|O2013-3426||5/8/2013||Amendment of Section 2-56-090 of Municipal Code regarding cooperation in investigations by Inspector General|
|O2013-3425||5/8/2013||Amendment of Section 2-56-020 of Municipal Code regarding operation and management of Office of Inspector General|
|O2013-3423||5/8/2013||Amendment of Section 2-56-030 of Municipal Code regarding powers and duties of Inspector General|
|O2012-8064||11/15/2012||Amendment of Chapter 2-92 of Municipal Code to establish Privatization Transparency and Accountability Ordinance|
|O2012-6632||10/3/2012||Amendment of Title 1 of Municipal Code regarding overseas and military absentee voting in Chicago municipal elections|
|R2013-759||9/11/2013||Submission of public question to Chicago voters regarding election of members of Chicago Board of Education|
|R2013-269||3/13/2013||Call for hearing(s) on elimination of Office of Legislative Inspector General and expansion of jurisdiction of Office of Inspector General|
|R2013-180||2/13/2013||Call for Chicago Board of Education to establish moratorium on charter school expansion for 2014-2015 school year|
|R2012-799||9/12/2012||Amendment of Rule 55 of City Council Rules of Order and Procedure concerning broadcast of Budget Committee hearings|
Unfortunately, as your office has ignored numerous requests for an interview about these and other matters before your committee, and despite the obvious fact that I am not a member of City Council and have no real standing in this matter, I would nevertheless like to ask you a simple question, Ald. Harris:

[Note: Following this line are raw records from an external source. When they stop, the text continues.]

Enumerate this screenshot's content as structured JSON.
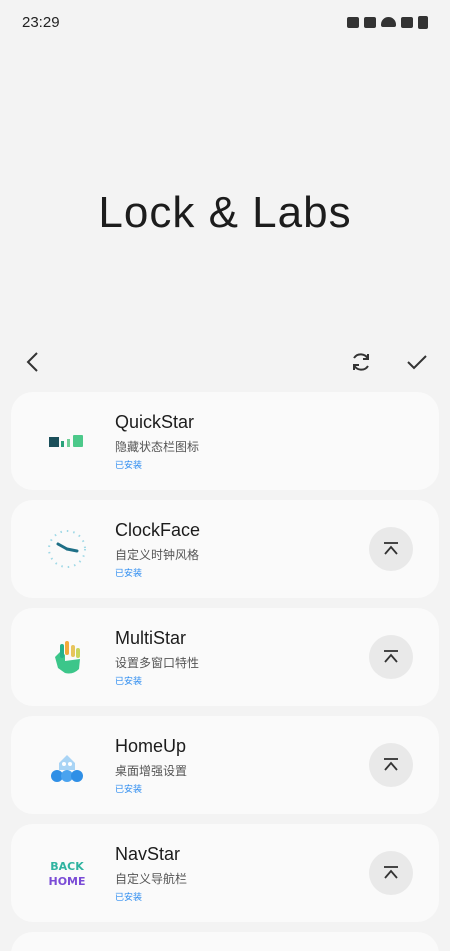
{
  "status": {
    "time": "23:29"
  },
  "title": "Lock & Labs",
  "modules": [
    {
      "name": "QuickStar",
      "desc": "隐藏状态栏图标",
      "state": "已安装",
      "icon": "quickstar-icon",
      "has_action": false
    },
    {
      "name": "ClockFace",
      "desc": "自定义时钟风格",
      "state": "已安装",
      "icon": "clockface-icon",
      "has_action": true
    },
    {
      "name": "MultiStar",
      "desc": "设置多窗口特性",
      "state": "已安装",
      "icon": "multistar-icon",
      "has_action": true
    },
    {
      "name": "HomeUp",
      "desc": "桌面增强设置",
      "state": "已安装",
      "icon": "homeup-icon",
      "has_action": true
    },
    {
      "name": "NavStar",
      "desc": "自定义导航栏",
      "state": "已安装",
      "icon": "navstar-icon",
      "has_action": true
    }
  ],
  "navstar_logo_text": [
    "BACK",
    "HOME"
  ],
  "colors": {
    "background": "#f3f3f3",
    "card": "#fafafa",
    "accent": "#2d8cf0",
    "action_bg": "#e9e9e9"
  }
}
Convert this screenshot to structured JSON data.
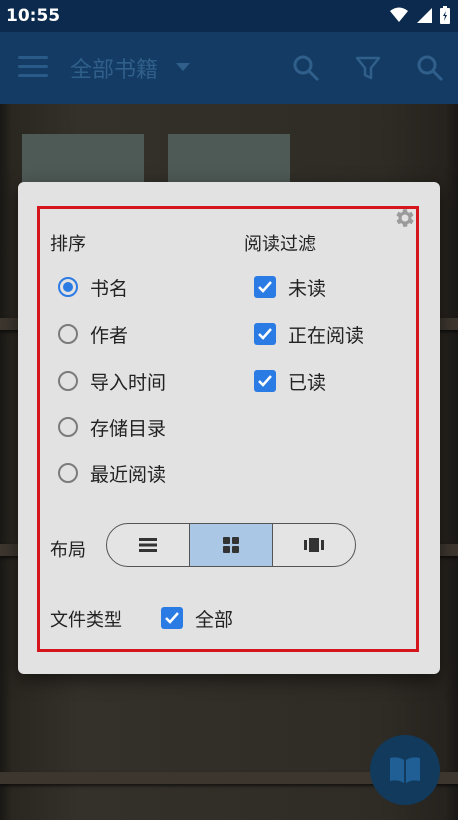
{
  "status_bar": {
    "time": "10:55"
  },
  "app_bar": {
    "title": "全部书籍"
  },
  "dialog": {
    "sort": {
      "title": "排序",
      "options": [
        "书名",
        "作者",
        "导入时间",
        "存储目录",
        "最近阅读"
      ],
      "selected": "书名"
    },
    "filter": {
      "title": "阅读过滤",
      "options": [
        "未读",
        "正在阅读",
        "已读"
      ],
      "checked": [
        true,
        true,
        true
      ]
    },
    "layout": {
      "label": "布局",
      "options": [
        "list-icon",
        "grid-icon",
        "cover-icon"
      ],
      "selected": "grid-icon"
    },
    "file_type": {
      "label": "文件类型",
      "option": "全部",
      "checked": true
    }
  },
  "colors": {
    "accent": "#2b7be4",
    "highlight_border": "#d4161c",
    "selected_segment": "#aac7e6"
  }
}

It’s been more than 30 days since these ordinances were referred to your committee.
What’s the problem?